If a goal of the iPad is to connect people and media, that is what now happens between my dad and me. His iPad has added unexpected and pleasurable reading to my day as he sends, via e-mail, memories, reminiscences, and musings. This virtual interaction, so different from the other ways we connect with each other, is exciting as Dad passes along family history. The iPad makes it so easy.
In the past Dad, a journal writer for more than 65 years, would go to his computer, wake it up, log in, go to e-mail, log-in, write an e-mail and send it. However, if he wrote a short essay and wanted to send it to me or to a friend, he had added steps of attaching or cutting and pasting his writing into the body of an e-mail message. With so many steps Dad did not always remember one thing or another — not because of memory issues, but rather because Dad has a busy life and does not use the computer enough to make so many steps second nature. It is akin to the way I feel when I return to my work computer after a long vacation.

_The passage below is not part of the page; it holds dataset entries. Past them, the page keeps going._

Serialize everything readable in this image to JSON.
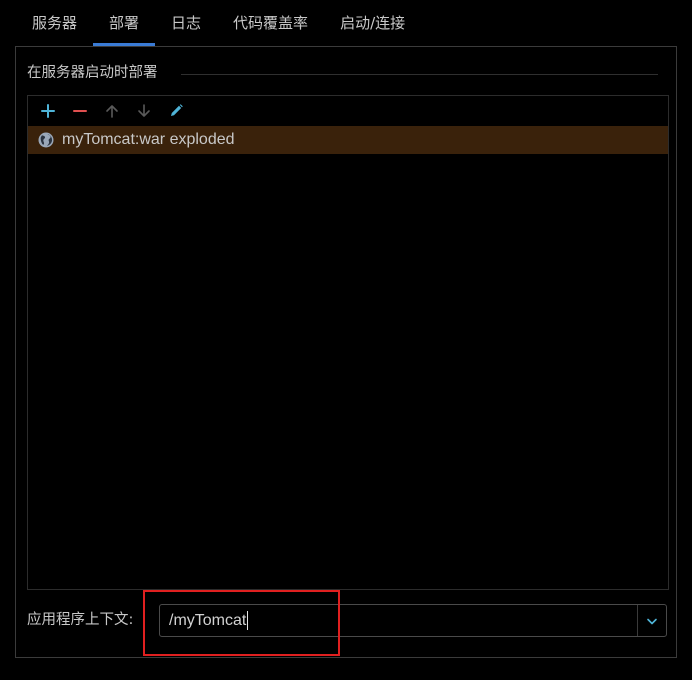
{
  "tabs": [
    {
      "label": "服务器"
    },
    {
      "label": "部署"
    },
    {
      "label": "日志"
    },
    {
      "label": "代码覆盖率"
    },
    {
      "label": "启动/连接"
    }
  ],
  "active_tab": "部署",
  "deploy_group": {
    "title": "在服务器启动时部署",
    "toolbar": {
      "add_icon": "plus-icon",
      "remove_icon": "minus-icon",
      "move_up_icon": "arrow-up-icon",
      "move_down_icon": "arrow-down-icon",
      "edit_icon": "pencil-icon"
    },
    "items": [
      {
        "label": "myTomcat:war exploded",
        "icon": "globe-icon",
        "selected": true
      }
    ]
  },
  "context": {
    "label": "应用程序上下文:",
    "value": "/myTomcat"
  },
  "colors": {
    "accent": "#3a7bd5",
    "selection": "#3a220b",
    "add": "#4fb4d8",
    "remove": "#e05050",
    "highlight": "#e02020"
  }
}
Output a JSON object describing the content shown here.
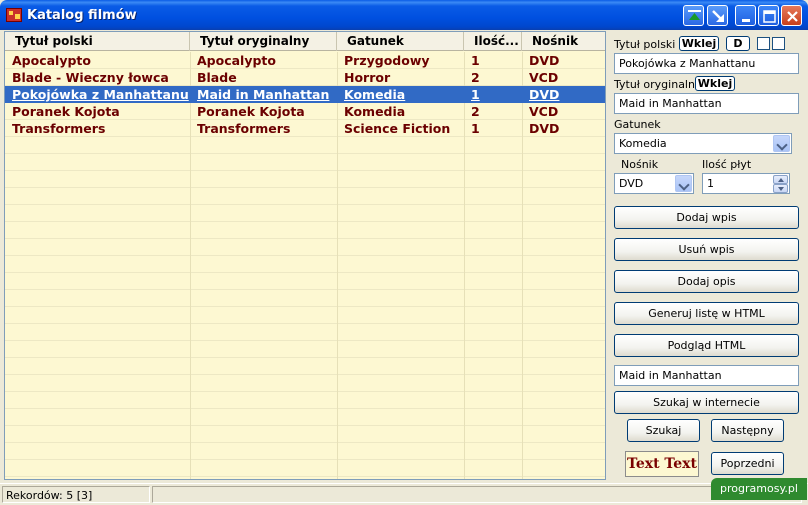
{
  "window": {
    "title": "Katalog filmów"
  },
  "grid": {
    "columns": [
      "Tytuł polski",
      "Tytuł oryginalny",
      "Gatunek",
      "Ilość...",
      "Nośnik"
    ],
    "rows": [
      [
        "Apocalypto",
        "Apocalypto",
        "Przygodowy",
        "1",
        "DVD"
      ],
      [
        "Blade - Wieczny łowca",
        "Blade",
        "Horror",
        "2",
        "VCD"
      ],
      [
        "Pokojówka z Manhattanu",
        "Maid in Manhattan",
        "Komedia",
        "1",
        "DVD"
      ],
      [
        "Poranek Kojota",
        "Poranek Kojota",
        "Komedia",
        "2",
        "VCD"
      ],
      [
        "Transformers",
        "Transformers",
        "Science Fiction",
        "1",
        "DVD"
      ]
    ],
    "selected_row": 2
  },
  "panel": {
    "polish_title_label": "Tytuł polski",
    "paste_label": "Wklej",
    "d_label": "D",
    "polish_title_value": "Pokojówka z Manhattanu",
    "original_title_label": "Tytuł oryginalny",
    "original_title_value": "Maid in Manhattan",
    "genre_label": "Gatunek",
    "genre_value": "Komedia",
    "medium_label": "Nośnik",
    "medium_value": "DVD",
    "discs_label": "Ilość płyt",
    "discs_value": "1",
    "add_entry": "Dodaj wpis",
    "delete_entry": "Usuń wpis",
    "add_description": "Dodaj opis",
    "generate_html": "Generuj listę w HTML",
    "preview_html": "Podgląd HTML",
    "search_value": "Maid in Manhattan",
    "search_web": "Szukaj w internecie",
    "search": "Szukaj",
    "next": "Następny",
    "text_sample": "Text Text",
    "previous": "Poprzedni"
  },
  "status": {
    "records": "Rekordów: 5  [3]",
    "panel2": ""
  },
  "watermark": "programosy.pl"
}
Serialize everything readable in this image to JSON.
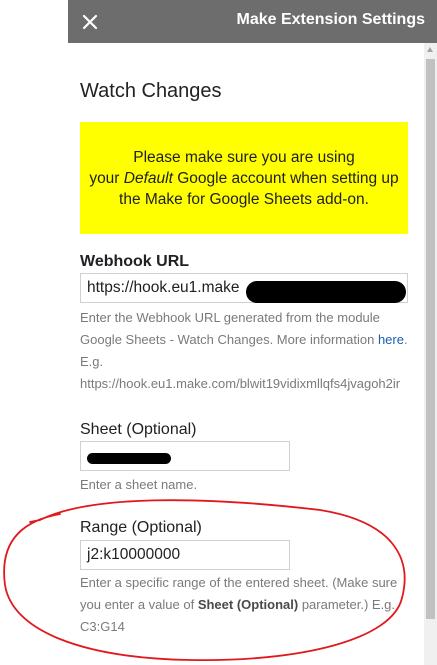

Now with the iPad my dad writes on the yellow pad using the nifty keyboard, finishes or edits, and hits the little envelope (e-mail icon) with his finger. His story or essay travels – virtually — right into my mailbox, or sometimes into the mailbox of another relative or friend. Dad also e-mails them to my mother who files them. The technology is doing what it is supposed to do — enabling dad to write easily and as often as he likes with no fuss or bother.
So far I’ve learned:
- how my grandfather tried to repair shoes during the Depression
- about my grandmother and her piano teaching techniques
- how his family worked together with other families in their church during the Depression to be sure everyone had enough to eat
- about the musical life of my family (so that’s why so many of us play a musical instrument)
- what life was like for my dad when he played high school sports
- why he is so committed to progressive values
- what he thinks about when he prays
- where and when he played his cello over many years
… and so much more.
These daily treats arrive almost every day, though I never know exactly when. And the best bonus — so far his essays tell stories that I did not know.
If you like this post, read some of the other descriptions of our Father/Daughter iPad for Dad adventures – iPad for Dad, #1, iPad for Dad, #2, iPad for Dad, #3, iPad for Dad, #4, iPad for Dad, #5, iPad for Dad, #6, iPad for Dad, #7, iPad for Dad, #8, iPad for Dad, #9, iPad for Dad, #10, iPad for Dad, #11, iPad for Dad, #12, iPad for Dad, #13, iPad for Dad, #14, iPad for Dad, #15, iPad for Dad, #16, iPad for Dad, #17 , iPad for Dad, #18, iPad for Dad, #19, iPad for Dad, #20, iPad for Dad, #21 and iPad for Dad, # 22.
See? It’s posts like these that send me reeling into remorse over “things I could have done with Dad…” (see my comment on Carol’s blog: http://www.desperatecaregivers.com/looking-back-on-two-years-of-elder-care-part-two/comment-page-1#comment-172)
When will self-forgiveness come?
Gosh, I look around all of the time and see things I wish i had done or not done. I would not feel remorse for a minute. Each new idea will come in handy at some point in the future.